 74     for containers.</description>
 75   <name>yarn.nodemanager.resource.memory-mb</name>
 76   <!-- <value><%= node[:yarn][:nm_resource_mem] %></value> -->
 77   <value>6122</value>
 78 </property>
 80 <property>
 81   <description>The amount of memory the MR AppMaster needs.</description>
 82   <name>yarn.app.mapreduce.am.resource.mb</name>
 83   <!-- <value><%= node[:yarn][:am_resource_mem] %></value> -->
 84   <value>2048</value>
 85 </property>
 87 <property>
 88   <description>Scheduler minimum memory, in MB, that can be allocated.</description>
 89   <name>yarn.scheduler.minimum-allocation-mb</name>
 90   <value>1024</value>
 91 </property>
 93 <property>
 94   <description>Scheduler maximum memory, in MB, that can be allocated.</description>
 95   <name>yarn.scheduler.maximum-allocation-mb</name>
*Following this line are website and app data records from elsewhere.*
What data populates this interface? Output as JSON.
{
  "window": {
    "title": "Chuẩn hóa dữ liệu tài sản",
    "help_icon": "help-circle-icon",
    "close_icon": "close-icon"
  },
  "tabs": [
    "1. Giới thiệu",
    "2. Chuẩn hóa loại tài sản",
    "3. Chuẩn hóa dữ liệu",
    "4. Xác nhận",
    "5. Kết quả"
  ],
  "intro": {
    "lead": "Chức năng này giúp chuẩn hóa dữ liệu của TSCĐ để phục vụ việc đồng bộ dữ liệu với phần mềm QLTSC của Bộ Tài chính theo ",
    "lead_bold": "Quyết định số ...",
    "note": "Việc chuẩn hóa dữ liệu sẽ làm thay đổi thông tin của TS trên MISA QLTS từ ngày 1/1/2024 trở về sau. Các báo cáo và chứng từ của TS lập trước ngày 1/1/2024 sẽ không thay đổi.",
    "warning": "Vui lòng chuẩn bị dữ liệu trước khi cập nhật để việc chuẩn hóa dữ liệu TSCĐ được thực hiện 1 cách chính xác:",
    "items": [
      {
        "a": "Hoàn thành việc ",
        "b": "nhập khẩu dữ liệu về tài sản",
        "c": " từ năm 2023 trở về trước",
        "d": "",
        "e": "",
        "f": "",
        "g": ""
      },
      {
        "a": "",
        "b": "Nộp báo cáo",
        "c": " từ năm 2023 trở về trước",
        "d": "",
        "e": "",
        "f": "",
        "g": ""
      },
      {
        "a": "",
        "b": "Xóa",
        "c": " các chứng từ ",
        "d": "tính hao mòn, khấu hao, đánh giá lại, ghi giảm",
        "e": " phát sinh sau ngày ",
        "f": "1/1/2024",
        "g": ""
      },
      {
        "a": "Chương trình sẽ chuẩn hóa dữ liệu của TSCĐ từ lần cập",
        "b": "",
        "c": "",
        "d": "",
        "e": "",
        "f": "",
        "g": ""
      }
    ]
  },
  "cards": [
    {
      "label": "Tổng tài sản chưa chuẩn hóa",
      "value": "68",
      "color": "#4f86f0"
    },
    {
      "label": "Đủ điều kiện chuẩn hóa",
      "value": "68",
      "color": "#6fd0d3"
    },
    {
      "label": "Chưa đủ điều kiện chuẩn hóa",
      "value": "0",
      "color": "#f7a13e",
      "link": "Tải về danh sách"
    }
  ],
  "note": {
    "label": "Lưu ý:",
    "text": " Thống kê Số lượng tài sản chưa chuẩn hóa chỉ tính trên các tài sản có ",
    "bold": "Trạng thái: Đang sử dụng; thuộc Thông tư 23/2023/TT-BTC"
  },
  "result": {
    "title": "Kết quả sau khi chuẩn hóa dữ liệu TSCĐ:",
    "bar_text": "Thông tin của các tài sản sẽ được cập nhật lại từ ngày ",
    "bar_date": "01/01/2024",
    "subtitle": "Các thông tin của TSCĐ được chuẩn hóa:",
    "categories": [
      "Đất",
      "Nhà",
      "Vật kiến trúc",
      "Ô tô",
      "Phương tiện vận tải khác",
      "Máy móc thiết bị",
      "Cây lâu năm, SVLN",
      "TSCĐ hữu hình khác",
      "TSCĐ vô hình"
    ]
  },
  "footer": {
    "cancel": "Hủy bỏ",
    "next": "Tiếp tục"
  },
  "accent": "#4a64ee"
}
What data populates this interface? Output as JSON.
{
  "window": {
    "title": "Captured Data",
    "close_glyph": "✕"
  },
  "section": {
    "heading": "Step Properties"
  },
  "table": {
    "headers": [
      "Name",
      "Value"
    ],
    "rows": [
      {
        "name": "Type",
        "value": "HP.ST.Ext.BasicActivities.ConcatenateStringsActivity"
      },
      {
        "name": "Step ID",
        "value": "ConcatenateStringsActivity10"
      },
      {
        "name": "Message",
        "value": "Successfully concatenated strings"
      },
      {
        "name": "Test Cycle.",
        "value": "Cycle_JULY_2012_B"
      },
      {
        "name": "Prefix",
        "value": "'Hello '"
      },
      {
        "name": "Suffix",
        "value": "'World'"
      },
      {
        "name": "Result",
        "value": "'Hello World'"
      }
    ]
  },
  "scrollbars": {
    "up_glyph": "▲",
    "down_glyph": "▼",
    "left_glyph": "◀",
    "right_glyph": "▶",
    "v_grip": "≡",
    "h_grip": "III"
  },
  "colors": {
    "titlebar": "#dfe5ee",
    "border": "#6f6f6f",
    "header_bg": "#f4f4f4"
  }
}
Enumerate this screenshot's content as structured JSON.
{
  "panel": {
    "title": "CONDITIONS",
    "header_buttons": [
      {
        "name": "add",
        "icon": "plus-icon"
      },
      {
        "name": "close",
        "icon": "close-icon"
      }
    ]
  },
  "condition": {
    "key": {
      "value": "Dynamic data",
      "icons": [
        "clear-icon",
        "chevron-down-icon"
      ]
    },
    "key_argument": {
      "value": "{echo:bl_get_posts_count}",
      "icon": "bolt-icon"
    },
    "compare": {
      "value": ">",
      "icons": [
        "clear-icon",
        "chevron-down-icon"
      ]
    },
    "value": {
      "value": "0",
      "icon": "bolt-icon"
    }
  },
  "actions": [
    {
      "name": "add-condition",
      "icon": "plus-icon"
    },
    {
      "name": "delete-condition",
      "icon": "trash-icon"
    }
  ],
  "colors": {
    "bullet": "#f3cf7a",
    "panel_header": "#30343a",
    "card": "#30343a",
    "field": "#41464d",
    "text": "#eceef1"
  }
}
 96   <value>6122</value>
 97 </property>
 99 <property>
100   <description>Application master options</description>
101   <name>yarn.app.mapreduce.am.command-opts</name>
102   <value>-Xmx1638m</value>
103 </property>
126 <property>
127   <description>Disable the vmem check that is turned on by default in Yarn.</description>
128   <name>yarn.nodemanager.vmem-check.enabled</name>
129   <value>false</value>
130 </property>
Again, mileage will vary depending on your Hadoop workload, but these configuration settings should allow you to utilize the majority of the memory resources within a cluster deployed with the ‘Medium’ sized nodes within BDE.
I used the following articles as guidelines when tuning my cluster, along with trial and error.